WORK TO BE COMPLETED —
Determine how many lines in the entries below include "Directiva". The reply should be that number and nothing else.

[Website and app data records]
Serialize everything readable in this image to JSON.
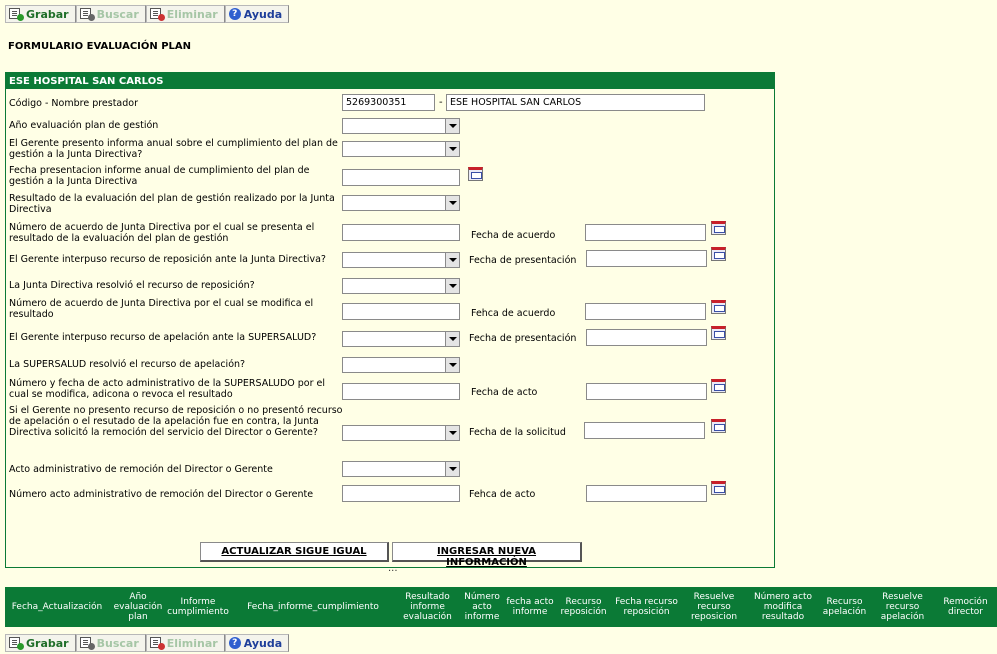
{
  "toolbar": {
    "grabar": "Grabar",
    "buscar": "Buscar",
    "eliminar": "Eliminar",
    "ayuda": "Ayuda"
  },
  "form_title": "FORMULARIO EVALUACIÓN PLAN",
  "panel_title": "ESE HOSPITAL SAN CARLOS",
  "fields": {
    "prestador_label": "Código - Nombre prestador",
    "prestador_code": "5269300351",
    "prestador_name": "ESE HOSPITAL SAN CARLOS",
    "anio_label": "Año evaluación plan de gestión",
    "informe_label": "El Gerente presento informa anual sobre el cumplimiento del plan de gestión a la Junta Directiva?",
    "fecha_informe_label": "Fecha presentacion informe anual de cumplimiento del plan de gestión a la Junta Directiva",
    "resultado_label": "Resultado de la evaluación del plan de gestión realizado por la Junta Directiva",
    "numero_acuerdo_label": "Número   de acuerdo de Junta Directiva por el cual se presenta el resultado de la evaluación del plan de gestión",
    "fecha_acuerdo_label": "Fecha  de  acuerdo",
    "reposicion_label": "El Gerente interpuso recurso de reposición ante la Junta Directiva?",
    "fecha_presentacion_label": "Fecha de presentación",
    "resolvio_reposicion_label": "La Junta Directiva resolvió el recurso de reposición?",
    "numero_modifica_label": "Número de acuerdo de Junta Directiva por el cual se modifica el resultado",
    "fehca_acuerdo_label": "Fehca  de  acuerdo",
    "apelacion_label": "El Gerente interpuso  recurso de apelación ante la SUPERSALUD?",
    "fecha_presentacion2_label": "Fecha de presentación",
    "resolvio_apelacion_label": "La SUPERSALUD resolvió el recurso de apelación?",
    "acto_supersalud_label": "Número y fecha de acto administrativo de la SUPERSALUDO por el cual se modifica, adicona o revoca el resultado",
    "fecha_acto_label": "Fecha  de  acto",
    "remocion_solicitud_label": "Si el Gerente no presento recurso de reposición o no presentó recurso de apelación o el resutado de la apelación fue en contra, la Junta Directiva solicitó la remoción del servicio del Director o Gerente?",
    "fecha_solicitud_label": "Fecha de la solicitud",
    "acto_remocion_label": "Acto administrativo de remoción del Director o Gerente",
    "numero_acto_remocion_label": "Número acto administrativo de remoción del Director o Gerente",
    "fehca_acto_label": "Fehca  de  acto"
  },
  "buttons": {
    "actualizar": "ACTUALIZAR SIGUE IGUAL",
    "ingresar": "INGRESAR NUEVA INFORMACIÓN",
    "dots": "..."
  },
  "grid_columns": [
    "Fecha_Actualización",
    "Año evaluación plan",
    "Informe cumplimiento",
    "Fecha_informe_cumplimiento",
    "Resultado informe evaluación",
    "Número acto informe",
    "fecha acto informe",
    "Recurso reposición",
    "Fecha recurso reposición",
    "Resuelve recurso reposicion",
    "Número acto modifica resultado",
    "Recurso apelación",
    "Resuelve recurso apelación",
    "Remoción director"
  ]
}
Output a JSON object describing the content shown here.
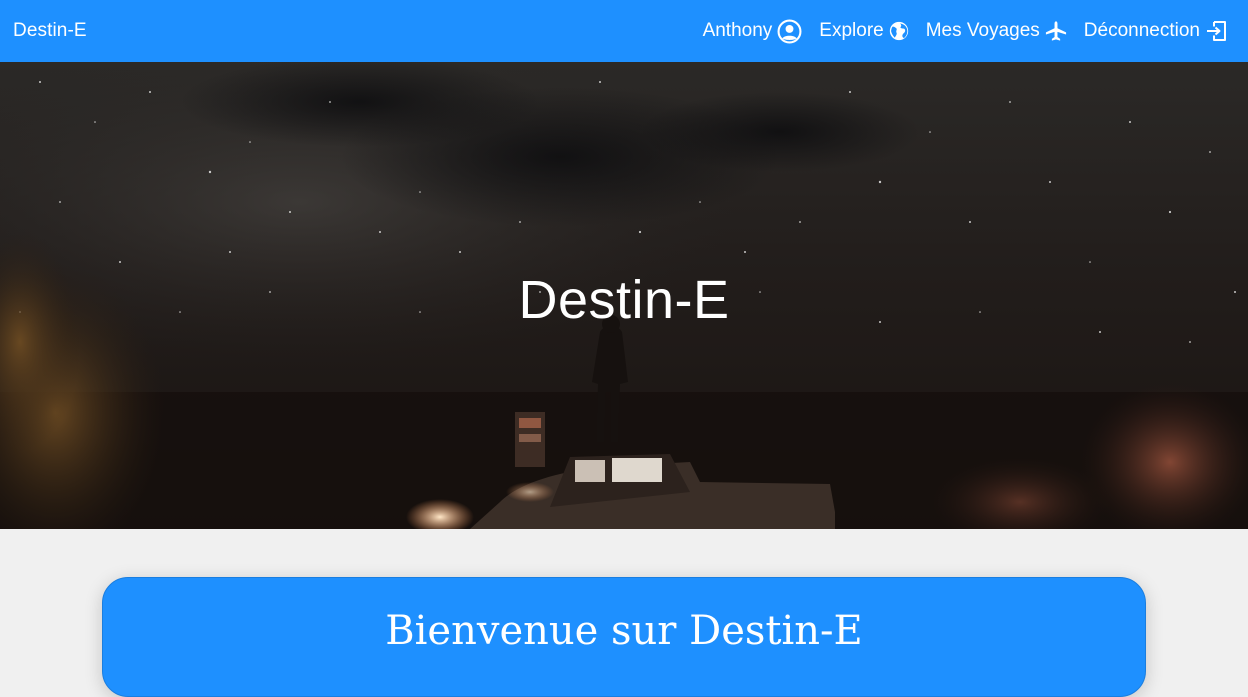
{
  "navbar": {
    "brand": "Destin-E",
    "links": [
      {
        "label": "Anthony",
        "icon": "user-circle-icon"
      },
      {
        "label": "Explore",
        "icon": "globe-icon"
      },
      {
        "label": "Mes Voyages",
        "icon": "plane-icon"
      },
      {
        "label": "Déconnection",
        "icon": "sign-out-icon"
      }
    ]
  },
  "hero": {
    "title": "Destin-E"
  },
  "welcome": {
    "title": "Bienvenue sur Destin-E"
  },
  "colors": {
    "primary": "#1e90ff",
    "background": "#f0f0f0",
    "text_on_primary": "#ffffff"
  }
}
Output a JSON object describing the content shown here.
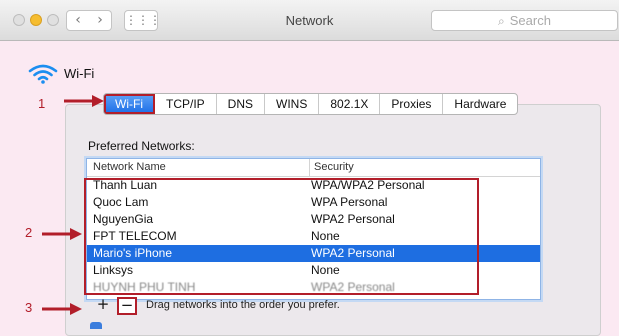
{
  "window": {
    "title": "Network",
    "search_placeholder": "Search",
    "nav_back": "‹",
    "nav_forward": "›",
    "grid_icon": "⋮⋮⋮"
  },
  "wifi_header": {
    "label": "Wi-Fi"
  },
  "tabs": [
    {
      "label": "Wi-Fi",
      "active": true
    },
    {
      "label": "TCP/IP",
      "active": false
    },
    {
      "label": "DNS",
      "active": false
    },
    {
      "label": "WINS",
      "active": false
    },
    {
      "label": "802.1X",
      "active": false
    },
    {
      "label": "Proxies",
      "active": false
    },
    {
      "label": "Hardware",
      "active": false
    }
  ],
  "preferred": {
    "label": "Preferred Networks:",
    "columns": [
      "Network Name",
      "Security"
    ],
    "rows": [
      {
        "name": "Thanh Luan",
        "security": "WPA/WPA2 Personal"
      },
      {
        "name": "Quoc Lam",
        "security": "WPA Personal"
      },
      {
        "name": "NguyenGia",
        "security": "WPA2 Personal"
      },
      {
        "name": "FPT TELECOM",
        "security": "None"
      },
      {
        "name": "Mario's iPhone",
        "security": "WPA2 Personal",
        "selected": true
      },
      {
        "name": "Linksys",
        "security": "None"
      },
      {
        "name": "HUYNH PHU TINH",
        "security": "WPA2 Personal",
        "cutoff": true
      }
    ]
  },
  "controls": {
    "add": "+",
    "remove": "−",
    "drag_hint": "Drag networks into the order you prefer."
  },
  "annotations": [
    {
      "label": "1"
    },
    {
      "label": "2"
    },
    {
      "label": "3"
    }
  ],
  "colors": {
    "accent": "#1e6ee1",
    "annotation": "#b21e2a",
    "background": "#fbe9f2"
  }
}
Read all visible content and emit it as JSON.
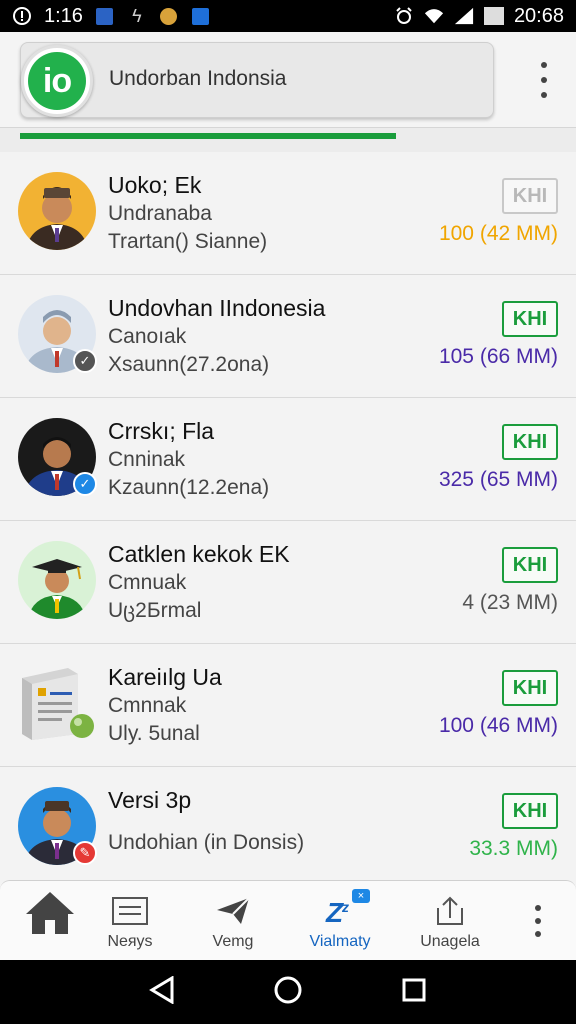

TASK RESPONSE —
8